_What to produce:_
Which lines of the data below include the string "Server"? Return each of them.

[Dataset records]
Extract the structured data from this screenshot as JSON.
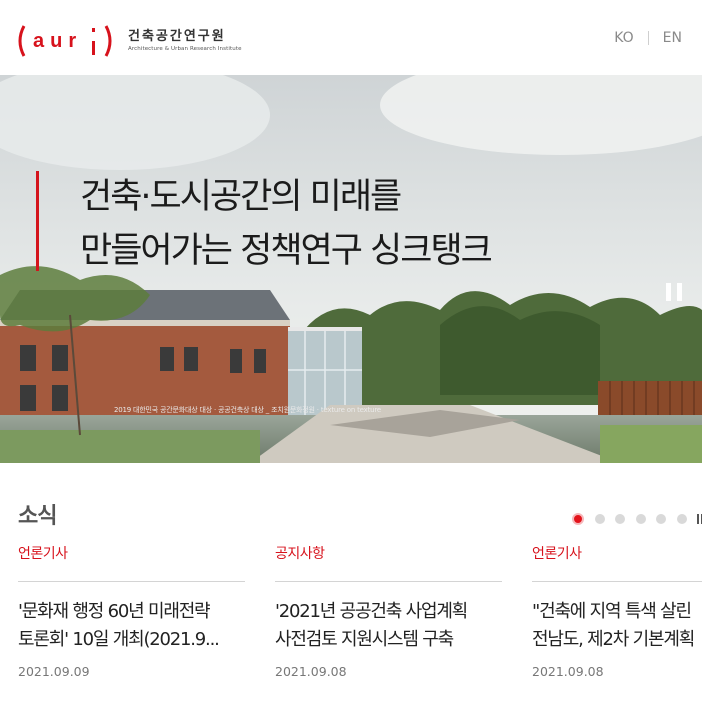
{
  "header": {
    "logo_text": "(aur i)",
    "logo_kr": "건축공간연구원",
    "logo_en": "Architecture & Urban Research Institute",
    "languages": [
      "KO",
      "EN"
    ]
  },
  "hero": {
    "title_line1": "건축·도시공간의 미래를",
    "title_line2": "만들어가는 정책연구 싱크탱크",
    "caption": "2019 대한민국 공간문화대상 대상 · 공공건축상 대상 _ 조치원문화정원 · texture on texture"
  },
  "news": {
    "section_title": "소식",
    "slider": {
      "count": 6,
      "active_index": 0
    },
    "cards": [
      {
        "category": "언론기사",
        "title": "'문화재 행정 60년 미래전략 토론회' 10일 개최(2021.9...",
        "date": "2021.09.09"
      },
      {
        "category": "공지사항",
        "title": "'2021년 공공건축 사업계획 사전검토 지원시스템 구축",
        "date": "2021.09.08"
      },
      {
        "category": "언론기사",
        "title": "\"건축에 지역 특색 살린\n전남도, 제2차 기본계획",
        "date": "2021.09.08"
      }
    ]
  },
  "colors": {
    "accent": "#d7121c",
    "text": "#222222",
    "muted": "#777777"
  }
}
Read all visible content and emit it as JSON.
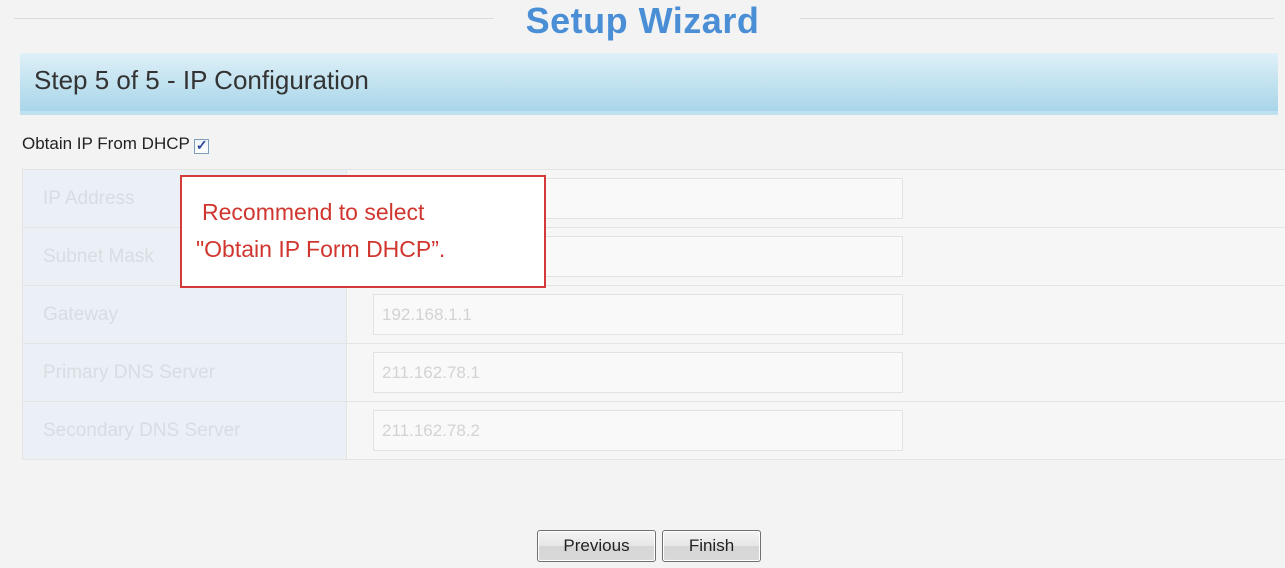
{
  "wizard": {
    "title": "Setup Wizard",
    "step_title": "Step 5 of 5 - IP Configuration"
  },
  "dhcp": {
    "label": "Obtain IP From DHCP",
    "checked": true
  },
  "ip_fields": [
    {
      "label": "IP Address",
      "value": ""
    },
    {
      "label": "Subnet Mask",
      "value": ""
    },
    {
      "label": "Gateway",
      "value": "192.168.1.1"
    },
    {
      "label": "Primary DNS Server",
      "value": "211.162.78.1"
    },
    {
      "label": "Secondary DNS Server",
      "value": "211.162.78.2"
    }
  ],
  "callout": {
    "line1": "Recommend to select",
    "line2": "\"Obtain IP Form DHCP”."
  },
  "buttons": {
    "previous": "Previous",
    "finish": "Finish"
  },
  "colors": {
    "title": "#4a8fd6",
    "callout_border": "#d43a3a",
    "callout_text": "#d0362f"
  }
}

_Written response:_
      "label": "Primary DNS Server",
      "label": "Secondary DNS Server",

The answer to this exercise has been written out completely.